The current RTBs offered a coupon rate of 4.875% subject to 20% withholding tax. The interest is paid quarterly to your account, providing you a stable passive income during retirement. RTBs now have a relatively shorter tenor of three years (meaning you may not touch your money for such time). Should you need your money before then, you have the option to resell your RTBs in the secondary market at the prevailing market rates.
During the offer period, you simply go to your favorite government bank where you have an account, present your money, bring photocopies of your two valid IDs, fill out some form and voila, you’ve just placed an order for government RTBs. The issuance of the RTBs comes later so for now you’ll receive an acknowledgment receipt. After the RTBs are issued, you will receive a confirmation of sale issued by your government bank evidencing your purchase of the amount of RTBs allocated to you.
2.Tax-free time deposit certificates
If you want interest payments that are free from tax, a five-year time deposit (TD) certificate is for you. TDs have been around a long time but for a while banks stopped offering long term TDs exempt from tax. They’re now back in vogue so take advantage! At 4.25% tax-free, these TDs are even more profitable than RTBs. However, your money will be locked in for five years so make sure to place only money you won’t need in the short to medium term.
It must be noted though that at 4% inflation rate, all that these fixed income securities can do is essentially preserve the spending power of your money by growing it at a rate equal to the current cost of living. 4+% interest is well and good but one must consider alternative investments to grow your money well above the 4% inflation rate. On the other hand, these safe securities are safe havens for your money in this crazy volatile market and will be useful during early retirement, which frugal husband and I are currently planning for.

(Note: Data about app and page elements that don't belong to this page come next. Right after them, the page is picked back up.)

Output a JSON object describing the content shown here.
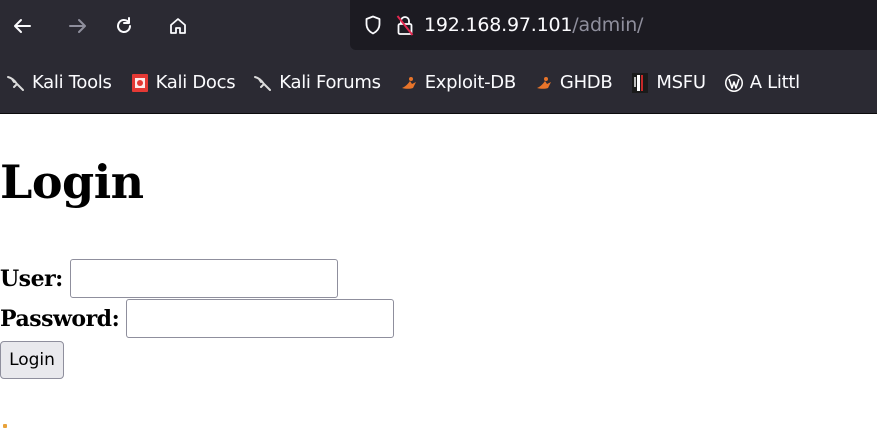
{
  "browser": {
    "url_host": "192.168.97.101",
    "url_path": "/admin/",
    "bookmarks": [
      {
        "label": "Kali Tools",
        "icon": "kali-dragon-icon"
      },
      {
        "label": "Kali Docs",
        "icon": "kali-docs-icon"
      },
      {
        "label": "Kali Forums",
        "icon": "kali-dragon-icon"
      },
      {
        "label": "Exploit-DB",
        "icon": "exploit-db-icon"
      },
      {
        "label": "GHDB",
        "icon": "exploit-db-icon"
      },
      {
        "label": "MSFU",
        "icon": "msfu-icon"
      },
      {
        "label": "A Littl",
        "icon": "wordpress-icon"
      }
    ],
    "colors": {
      "toolbar": "#2b2a33",
      "urlbar": "#1c1b22",
      "lock_warning": "#e22850",
      "exploit_orange": "#e8742a"
    }
  },
  "page": {
    "title": "Login",
    "user_label": "User:",
    "user_value": "",
    "password_label": "Password:",
    "password_value": "",
    "submit_label": "Login"
  }
}
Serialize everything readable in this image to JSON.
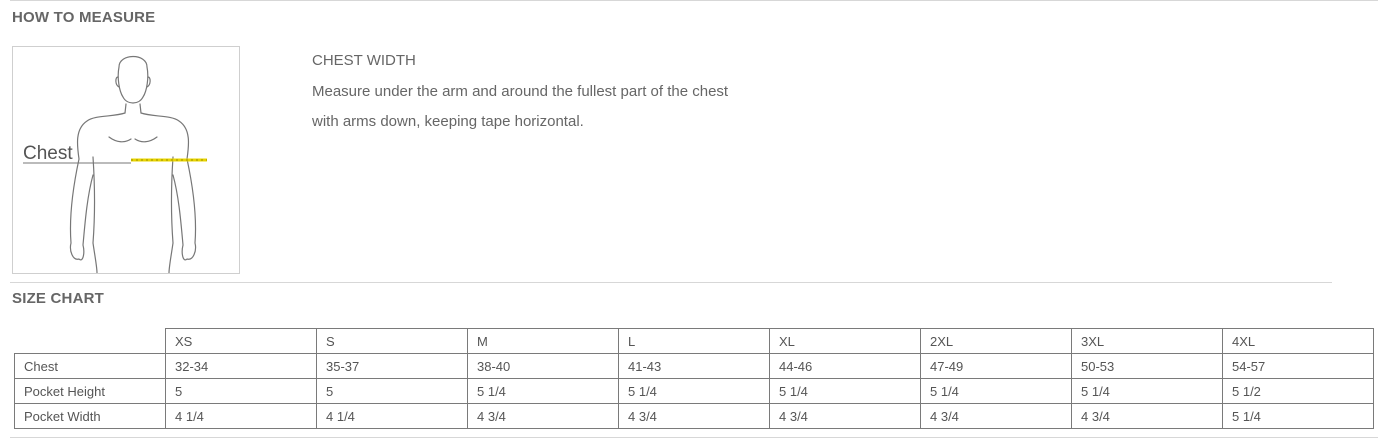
{
  "how_to_measure": {
    "title": "HOW TO MEASURE",
    "figure_label": "Chest",
    "heading": "CHEST WIDTH",
    "lines": [
      "Measure under the arm and around the fullest part of the chest",
      "with arms down, keeping tape horizontal."
    ]
  },
  "size_chart": {
    "title": "SIZE CHART",
    "sizes": [
      "XS",
      "S",
      "M",
      "L",
      "XL",
      "2XL",
      "3XL",
      "4XL"
    ],
    "rows": [
      {
        "label": "Chest",
        "values": [
          "32-34",
          "35-37",
          "38-40",
          "41-43",
          "44-46",
          "47-49",
          "50-53",
          "54-57"
        ]
      },
      {
        "label": "Pocket Height",
        "values": [
          "5",
          "5",
          "5 1/4",
          "5 1/4",
          "5 1/4",
          "5 1/4",
          "5 1/4",
          "5 1/2"
        ]
      },
      {
        "label": "Pocket Width",
        "values": [
          "4 1/4",
          "4 1/4",
          "4 3/4",
          "4 3/4",
          "4 3/4",
          "4 3/4",
          "4 3/4",
          "5 1/4"
        ]
      }
    ]
  },
  "colors": {
    "tape": "#e8d400",
    "text": "#666666",
    "rule": "#d7d7d7"
  }
}
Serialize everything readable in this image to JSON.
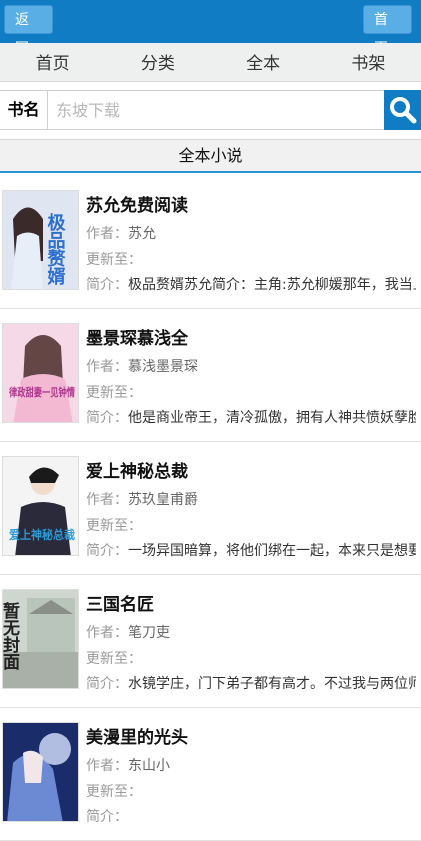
{
  "topbar": {
    "back_label": "返回",
    "home_label": "首页"
  },
  "nav": {
    "items": [
      "首页",
      "分类",
      "全本",
      "书架"
    ]
  },
  "search": {
    "label": "书名",
    "placeholder": "东坡下载"
  },
  "section": {
    "title": "全本小说"
  },
  "labels": {
    "author": "作者：",
    "update": "更新至：",
    "intro": "简介："
  },
  "books": [
    {
      "title": "苏允免费阅读",
      "author": "苏允",
      "update": "",
      "intro": "极品赘婿苏允简介：主角:苏允柳媛那年，我当上..."
    },
    {
      "title": "墨景琛慕浅全",
      "author": "慕浅墨景琛",
      "update": "",
      "intro": "他是商业帝王，清冷孤傲，拥有人神共愤妖孽脸..."
    },
    {
      "title": "爱上神秘总裁",
      "author": "苏玖皇甫爵",
      "update": "",
      "intro": "一场异国暗算，将他们绑在一起，本来只是想要..."
    },
    {
      "title": "三国名匠",
      "author": "笔刀吏",
      "update": "",
      "intro": "水镜学庄，门下弟子都有高才。不过我与两位师..."
    },
    {
      "title": "美漫里的光头",
      "author": "东山小",
      "update": "",
      "intro": ""
    }
  ],
  "covers": [
    {
      "text": "极品赘婿",
      "color": "#2d6fd0"
    },
    {
      "text": "律政甜妻一见钟情",
      "color": "#b0388f"
    },
    {
      "text": "爱上神秘总裁",
      "color": "#2a9ad6"
    },
    {
      "text": "暂无封面",
      "color": "#222222"
    },
    {
      "text": "",
      "color": "#3a5ecc"
    }
  ]
}
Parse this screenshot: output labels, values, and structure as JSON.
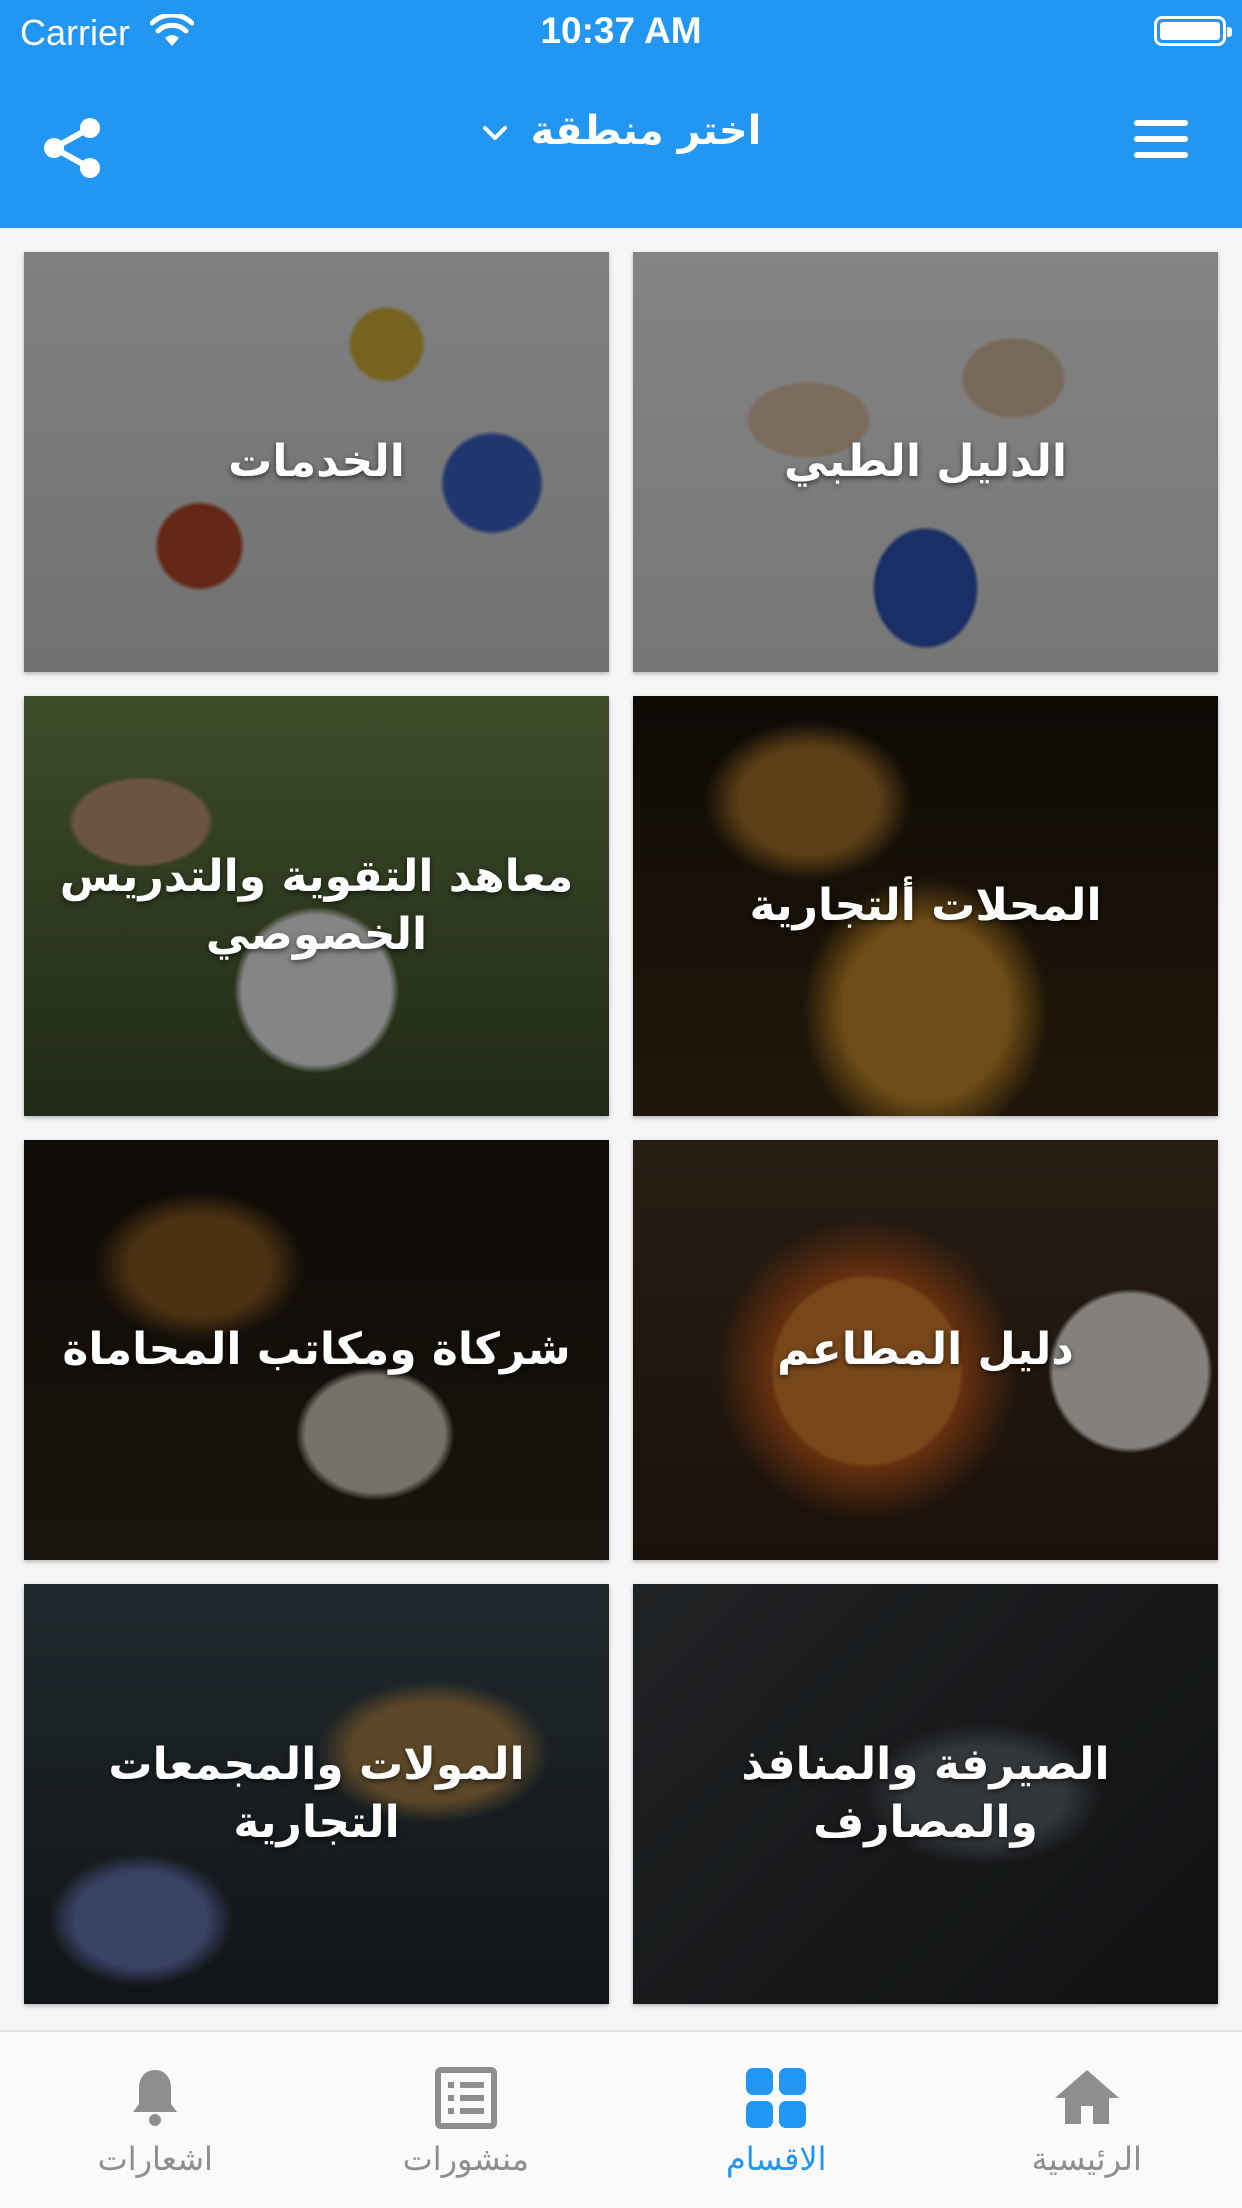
{
  "status_bar": {
    "carrier": "Carrier",
    "time": "10:37 AM"
  },
  "nav": {
    "region_label": "اختر منطقة",
    "share_icon": "share-icon",
    "menu_icon": "hamburger-menu-icon"
  },
  "categories": [
    {
      "label": "الدليل الطبي",
      "image": "medical-staff-photo"
    },
    {
      "label": "الخدمات",
      "image": "cleaning-supplies-photo"
    },
    {
      "label": "المحلات ألتجارية",
      "image": "illuminated-shopping-street-photo"
    },
    {
      "label": "معاهد التقوية والتدريس الخصوصي",
      "image": "students-studying-photo"
    },
    {
      "label": "دليل المطاعم",
      "image": "restaurant-food-photo"
    },
    {
      "label": "شركاة ومكاتب المحاماة",
      "image": "scales-of-justice-photo"
    },
    {
      "label": "الصيرفة والمنافذ والمصارف",
      "image": "bank-building-photo"
    },
    {
      "label": "المولات والمجمعات التجارية",
      "image": "mall-interior-photo"
    }
  ],
  "tabs": [
    {
      "label": "الرئيسية",
      "icon": "home-icon",
      "active": false
    },
    {
      "label": "الاقسام",
      "icon": "grid-icon",
      "active": true
    },
    {
      "label": "منشورات",
      "icon": "list-icon",
      "active": false
    },
    {
      "label": "اشعارات",
      "icon": "bell-icon",
      "active": false
    }
  ],
  "colors": {
    "primary": "#2196f3",
    "tab_inactive": "#8e8e8e",
    "background": "#f5f5f7"
  }
}
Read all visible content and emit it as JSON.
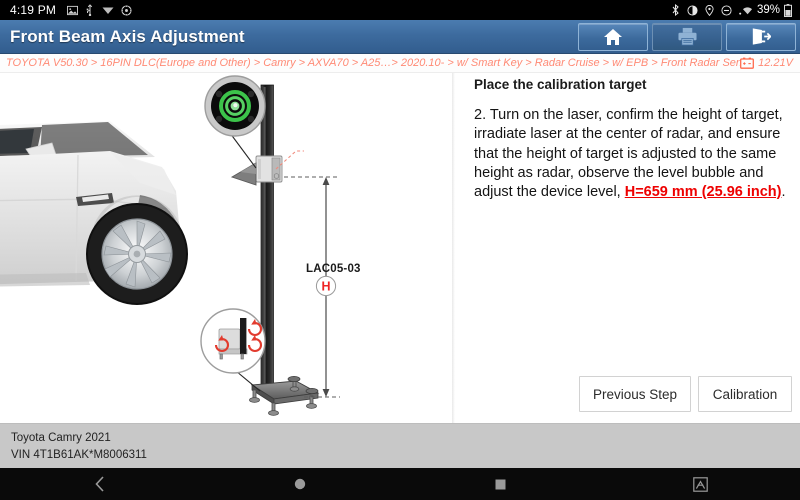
{
  "statusbar": {
    "time": "4:19 PM",
    "left_icons": [
      "image-icon",
      "usb-icon",
      "vpn-icon",
      "settings-icon"
    ],
    "right_icons": [
      "bluetooth-icon",
      "brightness-icon",
      "location-icon",
      "do-not-disturb-icon",
      "wifi-icon"
    ],
    "battery_percent": "39%",
    "battery_icon": "battery-icon"
  },
  "titlebar": {
    "title": "Front Beam Axis Adjustment",
    "buttons": [
      {
        "name": "home-button",
        "icon": "home-icon",
        "enabled": true
      },
      {
        "name": "print-button",
        "icon": "printer-icon",
        "enabled": false
      },
      {
        "name": "exit-button",
        "icon": "exit-icon",
        "enabled": true
      }
    ]
  },
  "breadcrumb": {
    "path": "TOYOTA V50.30 > 16PIN DLC(Europe and Other) > Camry > AXVA70 > A25…> 2020.10- > w/ Smart Key > Radar Cruise > w/ EPB > Front Radar Sensor",
    "battery_icon": "vehicle-battery-icon",
    "voltage": "12.21V"
  },
  "illustration": {
    "device_label": "LAC05-03",
    "dimension_label": "H",
    "parts": [
      "vehicle-photo",
      "laser-level-pole",
      "bubble-level-detail",
      "base-adjuster-detail",
      "height-dimension-line"
    ]
  },
  "panel": {
    "title": "Place the calibration target",
    "body_before": "2. Turn on the laser, confirm the height of target, irradiate laser at the center of radar, and ensure that the height of target is adjusted to the same height as radar, observe the level bubble and adjust the device level, ",
    "highlight": "H=659 mm (25.96 inch)",
    "body_after": "."
  },
  "actions": {
    "previous_label": "Previous Step",
    "calibration_label": "Calibration"
  },
  "footer": {
    "vehicle": "Toyota Camry 2021",
    "vin": "VIN 4T1B61AK*M8006311"
  },
  "navbar": {
    "items": [
      {
        "name": "nav-back-button",
        "icon": "chevron-left-icon"
      },
      {
        "name": "nav-home-button",
        "icon": "circle-icon"
      },
      {
        "name": "nav-recents-button",
        "icon": "square-icon"
      },
      {
        "name": "nav-screenshot-button",
        "icon": "screenshot-icon"
      }
    ]
  },
  "colors": {
    "title_blue": "#3d6b9e",
    "breadcrumb_orange": "#ff8a75",
    "highlight_red": "#ee0000",
    "footer_gray": "#c8c8c8"
  }
}
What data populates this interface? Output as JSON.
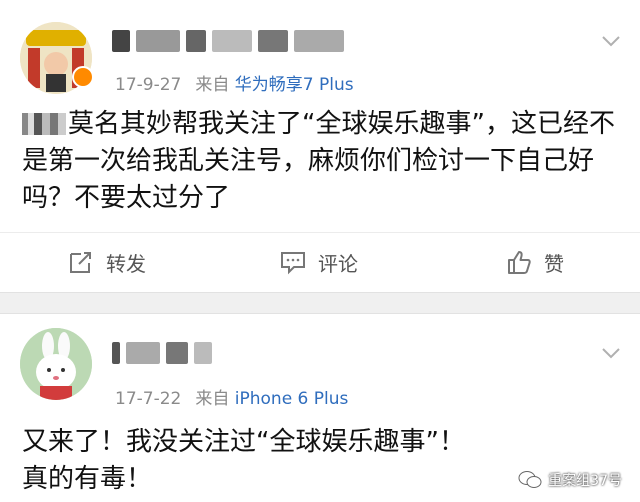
{
  "posts": [
    {
      "date": "17-9-27",
      "source_prefix": "来自",
      "source": "华为畅享7 Plus",
      "content": "莫名其妙帮我关注了“全球娱乐趣事”，这已经不是第一次给我乱关注号，麻烦你们检讨一下自己好吗？不要太过分了",
      "actions": {
        "repost": "转发",
        "comment": "评论",
        "like": "赞"
      }
    },
    {
      "date": "17-7-22",
      "source_prefix": "来自",
      "source": "iPhone 6 Plus",
      "content_line1": "又来了！我没关注过“全球娱乐趣事”！",
      "content_line2": "真的有毒！"
    }
  ],
  "watermark": "重案组37号",
  "colors": {
    "source_link": "#2f6dbd",
    "meta": "#8a8a8a",
    "badge": "#ff8a00",
    "divider": "#f0f0f0"
  }
}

No distractions from personal timeline
On a personal note, I have chosen to sacrifice a lot of liquidity by sinking money in these securities to remove myself from temptation to deviate from our personal investing timeline. No worries as our emergency funds are intact. Frugal husband and I have plans which require a certain amount of time. All good things, as they say, are worth waiting for. Unfortunately this is something most people cannot understand.
For those of you on this course to FIRE, I’m sure you’ll likewise meet people who are unable to understand why you wish to do certain things or hold off on purchases these people feel you can readily do, given your high income. There’s always pressure to live a certain way given people’s perception of your net worth or income. Choose your own way and don’t be afraid to live differently.
How do you feel about RTBs and time deposit certificates?
*Of course corporations have the option to declare stock dividends and/or a stock split** in lieu of cash. This isn’t always desirable as shares may lose current value. I personally lost half the market value of my stock during one such stock split!
**More shares are opened up from treasury shares , thereby diluting your share of the proverbial pie (the company).
***In that I now hold greater responsibility for myself with aging parents and thus the potential lack of a parental safety net!
****Generally requires more money and thus usually available to institutional investors